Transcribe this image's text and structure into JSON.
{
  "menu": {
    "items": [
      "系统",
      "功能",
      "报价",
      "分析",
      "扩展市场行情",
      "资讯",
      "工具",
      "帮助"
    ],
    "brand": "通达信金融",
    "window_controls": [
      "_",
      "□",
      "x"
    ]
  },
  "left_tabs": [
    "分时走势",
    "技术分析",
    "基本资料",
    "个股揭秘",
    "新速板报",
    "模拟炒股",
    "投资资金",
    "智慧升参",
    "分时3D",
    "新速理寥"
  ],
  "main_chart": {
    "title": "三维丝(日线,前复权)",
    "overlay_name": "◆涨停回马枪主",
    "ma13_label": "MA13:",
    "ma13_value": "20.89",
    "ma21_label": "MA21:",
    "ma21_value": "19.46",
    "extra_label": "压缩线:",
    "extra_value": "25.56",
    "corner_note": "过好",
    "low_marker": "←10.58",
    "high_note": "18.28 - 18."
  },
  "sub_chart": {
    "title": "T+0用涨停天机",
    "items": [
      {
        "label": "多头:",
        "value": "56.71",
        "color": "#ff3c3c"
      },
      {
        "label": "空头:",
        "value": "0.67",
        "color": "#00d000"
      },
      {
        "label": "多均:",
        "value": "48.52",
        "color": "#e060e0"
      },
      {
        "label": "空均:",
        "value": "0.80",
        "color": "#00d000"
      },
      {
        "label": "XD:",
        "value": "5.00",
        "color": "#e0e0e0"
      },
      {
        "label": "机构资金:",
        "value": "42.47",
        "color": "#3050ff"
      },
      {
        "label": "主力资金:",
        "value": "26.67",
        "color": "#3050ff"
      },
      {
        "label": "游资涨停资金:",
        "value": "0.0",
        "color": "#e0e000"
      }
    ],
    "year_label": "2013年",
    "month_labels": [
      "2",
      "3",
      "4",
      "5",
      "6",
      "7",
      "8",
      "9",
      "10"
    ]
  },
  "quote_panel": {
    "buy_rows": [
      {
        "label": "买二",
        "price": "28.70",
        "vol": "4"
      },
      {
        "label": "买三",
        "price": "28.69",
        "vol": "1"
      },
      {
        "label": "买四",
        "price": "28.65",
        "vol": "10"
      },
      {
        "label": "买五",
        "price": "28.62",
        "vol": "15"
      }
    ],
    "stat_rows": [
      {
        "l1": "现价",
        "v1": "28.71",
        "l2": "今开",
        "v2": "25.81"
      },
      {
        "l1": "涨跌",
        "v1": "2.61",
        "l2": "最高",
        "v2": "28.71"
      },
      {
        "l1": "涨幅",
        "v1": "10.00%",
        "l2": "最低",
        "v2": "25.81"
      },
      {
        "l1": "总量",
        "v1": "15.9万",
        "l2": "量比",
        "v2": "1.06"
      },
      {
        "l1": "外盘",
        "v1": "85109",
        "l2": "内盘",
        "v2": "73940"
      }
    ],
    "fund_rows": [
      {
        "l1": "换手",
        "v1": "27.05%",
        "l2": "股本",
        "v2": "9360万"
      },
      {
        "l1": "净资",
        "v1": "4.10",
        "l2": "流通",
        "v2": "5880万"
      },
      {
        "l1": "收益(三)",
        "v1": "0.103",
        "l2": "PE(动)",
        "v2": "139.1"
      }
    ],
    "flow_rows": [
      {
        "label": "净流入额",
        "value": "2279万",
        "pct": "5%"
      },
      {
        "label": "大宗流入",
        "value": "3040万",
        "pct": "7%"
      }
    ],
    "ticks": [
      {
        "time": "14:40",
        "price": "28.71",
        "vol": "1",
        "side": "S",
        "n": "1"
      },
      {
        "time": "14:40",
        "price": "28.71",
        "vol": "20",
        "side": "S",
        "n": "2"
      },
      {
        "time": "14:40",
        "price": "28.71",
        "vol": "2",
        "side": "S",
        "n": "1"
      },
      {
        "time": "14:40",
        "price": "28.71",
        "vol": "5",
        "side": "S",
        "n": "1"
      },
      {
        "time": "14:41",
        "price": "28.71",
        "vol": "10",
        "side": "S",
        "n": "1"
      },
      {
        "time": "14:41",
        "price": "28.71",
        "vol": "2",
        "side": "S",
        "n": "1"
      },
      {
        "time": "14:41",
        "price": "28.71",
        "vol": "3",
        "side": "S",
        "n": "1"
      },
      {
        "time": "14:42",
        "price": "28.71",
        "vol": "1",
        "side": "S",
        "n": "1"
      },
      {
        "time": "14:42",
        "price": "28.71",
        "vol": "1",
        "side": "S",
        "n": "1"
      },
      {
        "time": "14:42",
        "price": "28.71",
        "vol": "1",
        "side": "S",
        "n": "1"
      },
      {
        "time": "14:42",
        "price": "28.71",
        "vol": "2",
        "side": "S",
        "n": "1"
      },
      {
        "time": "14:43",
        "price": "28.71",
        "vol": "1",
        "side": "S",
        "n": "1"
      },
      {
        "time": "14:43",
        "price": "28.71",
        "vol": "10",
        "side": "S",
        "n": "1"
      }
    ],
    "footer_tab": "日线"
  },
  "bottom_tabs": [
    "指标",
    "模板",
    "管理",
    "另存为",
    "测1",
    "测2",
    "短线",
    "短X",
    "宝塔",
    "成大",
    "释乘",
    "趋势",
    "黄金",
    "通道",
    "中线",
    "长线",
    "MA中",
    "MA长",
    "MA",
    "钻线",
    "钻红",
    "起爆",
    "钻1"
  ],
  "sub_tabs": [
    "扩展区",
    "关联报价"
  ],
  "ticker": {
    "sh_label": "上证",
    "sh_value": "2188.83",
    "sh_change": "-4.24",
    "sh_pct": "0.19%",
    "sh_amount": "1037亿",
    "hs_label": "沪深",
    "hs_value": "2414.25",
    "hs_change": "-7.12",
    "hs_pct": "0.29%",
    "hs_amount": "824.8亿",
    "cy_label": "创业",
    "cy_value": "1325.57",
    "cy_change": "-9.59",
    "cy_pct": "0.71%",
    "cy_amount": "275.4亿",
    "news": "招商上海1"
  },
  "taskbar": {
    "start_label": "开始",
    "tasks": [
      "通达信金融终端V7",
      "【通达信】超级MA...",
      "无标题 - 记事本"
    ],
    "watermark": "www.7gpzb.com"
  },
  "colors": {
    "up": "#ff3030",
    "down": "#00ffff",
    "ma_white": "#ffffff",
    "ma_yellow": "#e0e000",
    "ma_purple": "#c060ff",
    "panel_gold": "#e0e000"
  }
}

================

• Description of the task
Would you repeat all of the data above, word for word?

• Task solution
Transcribe this image's text and structure into JSON.
{
  "menu": {
    "items": [
      "系统",
      "功能",
      "报价",
      "分析",
      "扩展市场行情",
      "资讯",
      "工具",
      "帮助"
    ],
    "brand": "通达信金融",
    "window_controls": [
      "_",
      "□",
      "x"
    ]
  },
  "left_tabs": [
    "分时走势",
    "技术分析",
    "基本资料",
    "个股揭秘",
    "新速板报",
    "模拟炒股",
    "投资资金",
    "智慧升参",
    "分时3D",
    "新速理寥"
  ],
  "main_chart": {
    "title": "三维丝(日线,前复权)",
    "overlay_name": "◆涨停回马枪主",
    "ma13_label": "MA13:",
    "ma13_value": "20.89",
    "ma21_label": "MA21:",
    "ma21_value": "19.46",
    "extra_label": "压缩线:",
    "extra_value": "25.56",
    "corner_note": "过好",
    "low_marker": "←10.58",
    "high_note": "18.28 - 18."
  },
  "sub_chart": {
    "title": "T+0用涨停天机",
    "items": [
      {
        "label": "多头:",
        "value": "56.71",
        "color": "#ff3c3c"
      },
      {
        "label": "空头:",
        "value": "0.67",
        "color": "#00d000"
      },
      {
        "label": "多均:",
        "value": "48.52",
        "color": "#e060e0"
      },
      {
        "label": "空均:",
        "value": "0.80",
        "color": "#00d000"
      },
      {
        "label": "XD:",
        "value": "5.00",
        "color": "#e0e0e0"
      },
      {
        "label": "机构资金:",
        "value": "42.47",
        "color": "#3050ff"
      },
      {
        "label": "主力资金:",
        "value": "26.67",
        "color": "#3050ff"
      },
      {
        "label": "游资涨停资金:",
        "value": "0.0",
        "color": "#e0e000"
      }
    ],
    "year_label": "2013年",
    "month_labels": [
      "2",
      "3",
      "4",
      "5",
      "6",
      "7",
      "8",
      "9",
      "10"
    ]
  },
  "quote_panel": {
    "buy_rows": [
      {
        "label": "买二",
        "price": "28.70",
        "vol": "4"
      },
      {
        "label": "买三",
        "price": "28.69",
        "vol": "1"
      },
      {
        "label": "买四",
        "price": "28.65",
        "vol": "10"
      },
      {
        "label": "买五",
        "price": "28.62",
        "vol": "15"
      }
    ],
    "stat_rows": [
      {
        "l1": "现价",
        "v1": "28.71",
        "l2": "今开",
        "v2": "25.81"
      },
      {
        "l1": "涨跌",
        "v1": "2.61",
        "l2": "最高",
        "v2": "28.71"
      },
      {
        "l1": "涨幅",
        "v1": "10.00%",
        "l2": "最低",
        "v2": "25.81"
      },
      {
        "l1": "总量",
        "v1": "15.9万",
        "l2": "量比",
        "v2": "1.06"
      },
      {
        "l1": "外盘",
        "v1": "85109",
        "l2": "内盘",
        "v2": "73940"
      }
    ],
    "fund_rows": [
      {
        "l1": "换手",
        "v1": "27.05%",
        "l2": "股本",
        "v2": "9360万"
      },
      {
        "l1": "净资",
        "v1": "4.10",
        "l2": "流通",
        "v2": "5880万"
      },
      {
        "l1": "收益(三)",
        "v1": "0.103",
        "l2": "PE(动)",
        "v2": "139.1"
      }
    ],
    "flow_rows": [
      {
        "label": "净流入额",
        "value": "2279万",
        "pct": "5%"
      },
      {
        "label": "大宗流入",
        "value": "3040万",
        "pct": "7%"
      }
    ],
    "ticks": [
      {
        "time": "14:40",
        "price": "28.71",
        "vol": "1",
        "side": "S",
        "n": "1"
      },
      {
        "time": "14:40",
        "price": "28.71",
        "vol": "20",
        "side": "S",
        "n": "2"
      },
      {
        "time": "14:40",
        "price": "28.71",
        "vol": "2",
        "side": "S",
        "n": "1"
      },
      {
        "time": "14:40",
        "price": "28.71",
        "vol": "5",
        "side": "S",
        "n": "1"
      },
      {
        "time": "14:41",
        "price": "28.71",
        "vol": "10",
        "side": "S",
        "n": "1"
      },
      {
        "time": "14:41",
        "price": "28.71",
        "vol": "2",
        "side": "S",
        "n": "1"
      },
      {
        "time": "14:41",
        "price": "28.71",
        "vol": "3",
        "side": "S",
        "n": "1"
      },
      {
        "time": "14:42",
        "price": "28.71",
        "vol": "1",
        "side": "S",
        "n": "1"
      },
      {
        "time": "14:42",
        "price": "28.71",
        "vol": "1",
        "side": "S",
        "n": "1"
      },
      {
        "time": "14:42",
        "price": "28.71",
        "vol": "1",
        "side": "S",
        "n": "1"
      },
      {
        "time": "14:42",
        "price": "28.71",
        "vol": "2",
        "side": "S",
        "n": "1"
      },
      {
        "time": "14:43",
        "price": "28.71",
        "vol": "1",
        "side": "S",
        "n": "1"
      },
      {
        "time": "14:43",
        "price": "28.71",
        "vol": "10",
        "side": "S",
        "n": "1"
      }
    ],
    "footer_tab": "日线"
  },
  "bottom_tabs": [
    "指标",
    "模板",
    "管理",
    "另存为",
    "测1",
    "测2",
    "短线",
    "短X",
    "宝塔",
    "成大",
    "释乘",
    "趋势",
    "黄金",
    "通道",
    "中线",
    "长线",
    "MA中",
    "MA长",
    "MA",
    "钻线",
    "钻红",
    "起爆",
    "钻1"
  ],
  "sub_tabs": [
    "扩展区",
    "关联报价"
  ],
  "ticker": {
    "sh_label": "上证",
    "sh_value": "2188.83",
    "sh_change": "-4.24",
    "sh_pct": "0.19%",
    "sh_amount": "1037亿",
    "hs_label": "沪深",
    "hs_value": "2414.25",
    "hs_change": "-7.12",
    "hs_pct": "0.29%",
    "hs_amount": "824.8亿",
    "cy_label": "创业",
    "cy_value": "1325.57",
    "cy_change": "-9.59",
    "cy_pct": "0.71%",
    "cy_amount": "275.4亿",
    "news": "招商上海1"
  },
  "taskbar": {
    "start_label": "开始",
    "tasks": [
      "通达信金融终端V7",
      "【通达信】超级MA...",
      "无标题 - 记事本"
    ],
    "watermark": "www.7gpzb.com"
  },
  "colors": {
    "up": "#ff3030",
    "down": "#00ffff",
    "ma_white": "#ffffff",
    "ma_yellow": "#e0e000",
    "ma_purple": "#c060ff",
    "panel_gold": "#e0e000"
  }
}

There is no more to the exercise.